But in this most unusual of seasons, rarely does a midseason loss hurt more than the one Rowlett suffered on Friday.
When the ongoing COVID-19 pandemic stretched into the fall, it postponed the start of the football season by one month for Class 6A and 5A programs.
With the revised setup, every district was given the option by the University Interscholastic League to determine their own schedule/playoff qualification process.
Thinking somewhat outside of the box, the 9-6A District Executive Committee decided on a pod/zone system, separating the eight teams into a pair of four-team pods.
The schedule was formed with the early games pitting the teams in the same pod against one another to determine four seeds.
Last week, the district scheduled “seeding games” with the top seed in one zone playing the fourth seed out of the other and so on.
The hope was always that this would simply be a contingency, and that the teams would be able to play a full district schedule and the teams would qualify for the playoffs in the conventional way.
However, last week, additional positive cases at North Garland and Lakeview not only reshuffled the schedule once again, it meant that the two games that were played last week would indeed be for playoff spots.
Rowlett had earned the top seed from its zone with a perfect 3-0 record, highlighted by a win over rival Sachse.

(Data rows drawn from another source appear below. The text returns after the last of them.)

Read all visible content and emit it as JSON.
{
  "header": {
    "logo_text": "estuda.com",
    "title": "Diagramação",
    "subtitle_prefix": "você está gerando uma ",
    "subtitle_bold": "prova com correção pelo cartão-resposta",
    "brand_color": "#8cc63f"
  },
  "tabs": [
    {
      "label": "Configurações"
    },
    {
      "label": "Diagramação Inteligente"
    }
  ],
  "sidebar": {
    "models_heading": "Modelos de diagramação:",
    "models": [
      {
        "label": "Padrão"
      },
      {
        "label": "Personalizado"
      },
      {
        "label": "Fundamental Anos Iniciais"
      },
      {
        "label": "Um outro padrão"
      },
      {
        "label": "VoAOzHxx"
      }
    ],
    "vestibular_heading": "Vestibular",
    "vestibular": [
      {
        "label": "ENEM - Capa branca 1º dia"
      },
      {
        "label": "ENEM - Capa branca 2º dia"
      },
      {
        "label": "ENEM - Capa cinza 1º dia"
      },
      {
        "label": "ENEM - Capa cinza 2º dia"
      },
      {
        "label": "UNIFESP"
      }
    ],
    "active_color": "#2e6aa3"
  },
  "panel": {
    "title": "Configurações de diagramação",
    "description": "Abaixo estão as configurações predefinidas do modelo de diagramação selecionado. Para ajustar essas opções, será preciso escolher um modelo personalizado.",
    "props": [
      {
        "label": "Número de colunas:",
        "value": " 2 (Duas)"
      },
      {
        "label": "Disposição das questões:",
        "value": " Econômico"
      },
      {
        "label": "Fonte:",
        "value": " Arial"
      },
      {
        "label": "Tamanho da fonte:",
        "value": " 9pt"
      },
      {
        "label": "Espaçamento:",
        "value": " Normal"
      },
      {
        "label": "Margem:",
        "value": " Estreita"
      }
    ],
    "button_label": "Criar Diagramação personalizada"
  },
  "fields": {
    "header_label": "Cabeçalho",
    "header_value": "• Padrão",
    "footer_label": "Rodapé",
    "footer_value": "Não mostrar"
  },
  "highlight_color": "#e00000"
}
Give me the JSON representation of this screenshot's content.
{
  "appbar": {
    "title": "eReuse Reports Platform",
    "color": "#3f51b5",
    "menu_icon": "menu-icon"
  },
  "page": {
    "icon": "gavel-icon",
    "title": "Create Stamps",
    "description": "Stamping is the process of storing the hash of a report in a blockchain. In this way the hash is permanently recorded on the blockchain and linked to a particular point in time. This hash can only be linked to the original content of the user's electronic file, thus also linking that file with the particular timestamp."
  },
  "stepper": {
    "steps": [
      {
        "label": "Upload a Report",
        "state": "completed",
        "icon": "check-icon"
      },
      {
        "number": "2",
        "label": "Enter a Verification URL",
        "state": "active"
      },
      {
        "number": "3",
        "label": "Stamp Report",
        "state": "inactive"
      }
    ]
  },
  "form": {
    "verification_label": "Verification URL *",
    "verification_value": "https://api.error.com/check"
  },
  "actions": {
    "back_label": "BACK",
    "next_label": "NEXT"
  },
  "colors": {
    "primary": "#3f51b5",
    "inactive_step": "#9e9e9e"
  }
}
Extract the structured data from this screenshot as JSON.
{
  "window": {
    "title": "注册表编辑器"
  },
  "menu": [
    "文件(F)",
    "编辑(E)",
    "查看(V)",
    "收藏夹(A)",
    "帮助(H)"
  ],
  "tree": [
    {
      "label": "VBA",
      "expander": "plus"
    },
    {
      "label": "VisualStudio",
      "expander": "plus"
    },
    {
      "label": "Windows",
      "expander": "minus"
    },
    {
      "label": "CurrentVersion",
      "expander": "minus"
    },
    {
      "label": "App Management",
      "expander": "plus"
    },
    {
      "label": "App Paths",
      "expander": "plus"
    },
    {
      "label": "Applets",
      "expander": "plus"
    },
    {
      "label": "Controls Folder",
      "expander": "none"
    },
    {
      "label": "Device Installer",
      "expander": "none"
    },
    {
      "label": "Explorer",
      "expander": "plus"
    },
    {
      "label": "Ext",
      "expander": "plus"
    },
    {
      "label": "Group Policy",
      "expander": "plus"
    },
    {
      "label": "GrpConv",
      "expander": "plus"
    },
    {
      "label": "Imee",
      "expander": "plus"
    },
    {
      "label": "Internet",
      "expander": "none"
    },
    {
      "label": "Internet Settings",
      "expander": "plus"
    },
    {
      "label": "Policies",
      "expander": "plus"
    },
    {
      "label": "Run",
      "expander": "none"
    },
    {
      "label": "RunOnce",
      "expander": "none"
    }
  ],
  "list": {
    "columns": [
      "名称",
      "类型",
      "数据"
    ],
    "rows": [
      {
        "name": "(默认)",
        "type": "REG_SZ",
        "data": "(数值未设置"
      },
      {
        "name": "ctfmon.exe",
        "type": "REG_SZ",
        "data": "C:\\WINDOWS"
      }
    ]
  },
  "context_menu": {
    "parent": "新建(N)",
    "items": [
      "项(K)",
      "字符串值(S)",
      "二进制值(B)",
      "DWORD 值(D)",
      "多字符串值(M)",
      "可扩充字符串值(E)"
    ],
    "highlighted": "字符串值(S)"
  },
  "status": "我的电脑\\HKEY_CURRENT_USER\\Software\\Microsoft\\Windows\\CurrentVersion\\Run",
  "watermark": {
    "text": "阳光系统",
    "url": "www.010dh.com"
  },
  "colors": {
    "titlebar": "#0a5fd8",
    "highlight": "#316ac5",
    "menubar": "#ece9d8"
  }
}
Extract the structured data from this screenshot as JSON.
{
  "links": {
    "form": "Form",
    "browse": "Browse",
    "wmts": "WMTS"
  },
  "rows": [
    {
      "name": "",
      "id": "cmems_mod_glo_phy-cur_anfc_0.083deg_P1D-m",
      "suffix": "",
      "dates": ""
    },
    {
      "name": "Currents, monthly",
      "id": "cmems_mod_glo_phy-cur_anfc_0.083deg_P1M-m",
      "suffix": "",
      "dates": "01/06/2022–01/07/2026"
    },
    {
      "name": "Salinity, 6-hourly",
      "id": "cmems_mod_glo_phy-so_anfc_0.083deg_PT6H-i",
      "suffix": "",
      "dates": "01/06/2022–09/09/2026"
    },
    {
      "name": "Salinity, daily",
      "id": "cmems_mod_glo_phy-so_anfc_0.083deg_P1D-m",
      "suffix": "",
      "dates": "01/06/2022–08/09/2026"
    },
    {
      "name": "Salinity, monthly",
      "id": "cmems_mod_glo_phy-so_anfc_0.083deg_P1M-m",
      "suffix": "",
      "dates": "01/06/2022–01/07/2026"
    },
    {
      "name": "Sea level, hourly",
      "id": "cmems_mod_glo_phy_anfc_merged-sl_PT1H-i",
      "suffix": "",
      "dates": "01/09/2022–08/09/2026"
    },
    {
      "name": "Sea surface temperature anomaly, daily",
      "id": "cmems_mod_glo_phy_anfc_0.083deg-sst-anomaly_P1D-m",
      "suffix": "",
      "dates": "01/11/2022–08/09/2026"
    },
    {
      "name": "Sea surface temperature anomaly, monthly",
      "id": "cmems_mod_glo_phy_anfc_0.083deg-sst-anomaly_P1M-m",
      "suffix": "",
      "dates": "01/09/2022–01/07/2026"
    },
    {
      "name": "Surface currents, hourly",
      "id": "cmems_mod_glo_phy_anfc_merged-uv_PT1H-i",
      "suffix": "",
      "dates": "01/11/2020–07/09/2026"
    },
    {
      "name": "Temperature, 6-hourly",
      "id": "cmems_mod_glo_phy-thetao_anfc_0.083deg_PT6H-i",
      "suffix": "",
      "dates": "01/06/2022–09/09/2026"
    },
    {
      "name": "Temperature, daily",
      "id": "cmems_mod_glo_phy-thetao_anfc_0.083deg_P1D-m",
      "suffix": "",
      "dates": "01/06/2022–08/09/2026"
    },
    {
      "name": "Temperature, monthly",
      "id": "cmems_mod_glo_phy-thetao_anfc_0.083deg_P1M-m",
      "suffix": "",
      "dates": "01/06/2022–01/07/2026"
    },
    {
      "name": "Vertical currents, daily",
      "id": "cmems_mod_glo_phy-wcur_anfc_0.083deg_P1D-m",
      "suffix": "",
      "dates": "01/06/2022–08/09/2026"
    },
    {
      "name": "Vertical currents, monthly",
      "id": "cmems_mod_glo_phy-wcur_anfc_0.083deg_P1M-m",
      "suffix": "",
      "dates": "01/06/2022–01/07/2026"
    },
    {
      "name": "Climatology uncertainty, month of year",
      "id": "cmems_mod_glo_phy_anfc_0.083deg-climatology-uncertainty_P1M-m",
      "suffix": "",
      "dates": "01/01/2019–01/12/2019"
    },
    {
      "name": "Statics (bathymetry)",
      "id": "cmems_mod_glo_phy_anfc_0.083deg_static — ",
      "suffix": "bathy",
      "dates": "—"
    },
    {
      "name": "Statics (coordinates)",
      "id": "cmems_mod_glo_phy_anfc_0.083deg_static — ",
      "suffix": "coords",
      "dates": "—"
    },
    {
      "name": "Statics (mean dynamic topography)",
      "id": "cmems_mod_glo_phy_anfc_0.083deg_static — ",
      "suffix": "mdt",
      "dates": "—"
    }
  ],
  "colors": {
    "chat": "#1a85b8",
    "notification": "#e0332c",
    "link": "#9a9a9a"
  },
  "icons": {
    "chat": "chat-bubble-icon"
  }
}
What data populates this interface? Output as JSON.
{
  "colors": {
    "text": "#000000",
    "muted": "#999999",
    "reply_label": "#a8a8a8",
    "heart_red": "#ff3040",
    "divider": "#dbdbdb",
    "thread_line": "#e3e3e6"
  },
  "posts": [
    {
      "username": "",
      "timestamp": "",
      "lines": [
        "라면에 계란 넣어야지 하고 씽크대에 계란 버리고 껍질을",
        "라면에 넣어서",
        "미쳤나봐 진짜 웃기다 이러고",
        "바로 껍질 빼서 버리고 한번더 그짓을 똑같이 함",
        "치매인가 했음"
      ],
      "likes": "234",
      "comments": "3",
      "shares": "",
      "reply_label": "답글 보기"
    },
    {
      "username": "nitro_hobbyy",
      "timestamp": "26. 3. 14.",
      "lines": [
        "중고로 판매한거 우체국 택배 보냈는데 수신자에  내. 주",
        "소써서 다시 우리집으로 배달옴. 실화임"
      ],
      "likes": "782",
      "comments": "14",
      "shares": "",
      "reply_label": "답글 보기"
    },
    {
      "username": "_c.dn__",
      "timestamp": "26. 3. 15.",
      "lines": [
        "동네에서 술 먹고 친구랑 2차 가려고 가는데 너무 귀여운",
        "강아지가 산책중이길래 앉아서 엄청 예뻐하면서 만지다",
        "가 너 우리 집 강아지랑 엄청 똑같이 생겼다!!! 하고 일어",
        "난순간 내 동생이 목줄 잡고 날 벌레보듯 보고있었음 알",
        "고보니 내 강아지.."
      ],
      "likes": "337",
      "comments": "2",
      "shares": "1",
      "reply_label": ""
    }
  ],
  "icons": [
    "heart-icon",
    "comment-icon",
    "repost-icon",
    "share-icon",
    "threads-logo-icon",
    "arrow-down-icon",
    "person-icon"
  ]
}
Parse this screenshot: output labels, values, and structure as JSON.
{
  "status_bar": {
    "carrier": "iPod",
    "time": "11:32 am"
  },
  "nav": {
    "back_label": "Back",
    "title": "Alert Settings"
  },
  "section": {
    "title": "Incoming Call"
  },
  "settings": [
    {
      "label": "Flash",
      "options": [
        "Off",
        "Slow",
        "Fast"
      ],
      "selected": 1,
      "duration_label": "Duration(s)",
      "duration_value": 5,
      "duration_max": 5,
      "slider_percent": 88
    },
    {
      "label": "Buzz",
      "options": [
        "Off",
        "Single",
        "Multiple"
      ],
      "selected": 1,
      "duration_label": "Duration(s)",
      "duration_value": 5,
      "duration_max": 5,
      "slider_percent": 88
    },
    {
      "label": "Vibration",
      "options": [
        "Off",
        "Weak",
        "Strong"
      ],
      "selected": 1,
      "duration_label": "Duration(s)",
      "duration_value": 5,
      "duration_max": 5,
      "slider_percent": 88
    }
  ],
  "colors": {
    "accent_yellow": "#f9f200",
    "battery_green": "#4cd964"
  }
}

That matched them up with Wylie, the No. 4 seed who entered the game without a win on the season.
But the Pirates (1-5 overall, 1-3 in 9-6A) had been improving since the return of quarterback Marcus McElroy and in a result that is almost fitting given the unpredictable nature of the season, they stunned the Eagles (3-1, 3-1) for a 30-27 victory at Homer B. Johnson Stadium.
McElroy missed Wylie’s first two games and the offense scored a total of 15 points without him, but they had been much more competitive since his return.
He made his presence felt quickly on Friday, hooking up with Cam Pruitt on a 71-yard scoring strike on the game’s opening possession to take a 7-0 lead.
Rowlett countered with a nice drive, capped by a 8-yard touchdown run from D’Wonyae Newton to tie it up.
The Pirates made it clear they would not go away easy, as they regained the lead courtesy of a 30-yard scoring run by Blake Fuller.
It appeared the Eagles righted the ship as the first half progressed, as Newton found the end zone for the second time and Tre Carr added a 10-yard touchdown run to take a 21-13 lead.
But Wylie kept answering, as McElroy hooked up with Seth Cramer for a 44-yard score just before halftime and a field goal from Andrew Cunningham gave them a 22-21 lead in the third quarter.
Rowlett got a big play on special teams when Ernest Thomas returned a punt 61 yards for a touchdown to make it 27-21, but the Pirates again shook off the deficit, as McElroy threw a 64-yard scoring pass to Pruitt and then found Kramer on the two-point conversion to take a 30-27 lead with 8:23 left.
The Eagles would get three more chances, but were unable to put together a tying or winning drive, as the Pirates held on for the surprising win.
In a normal season, it might have just been a mid-district hiccup for Rowlett.
But in these most unusual of circumstances, because of the way 9-6A decided to handle the postseason spots with these seeding games, Wylie clinches a playoff berth and the Eagles are out, even though there is a possibility that the Pirates finish the season with a 1-6 district record and Rowlett goes 6-1.
Is it fair?
But the 9-6A DEC agreed on the format and they understood the potential for a scenario like this to unfold.
The Eagles just did not think it would happen to them.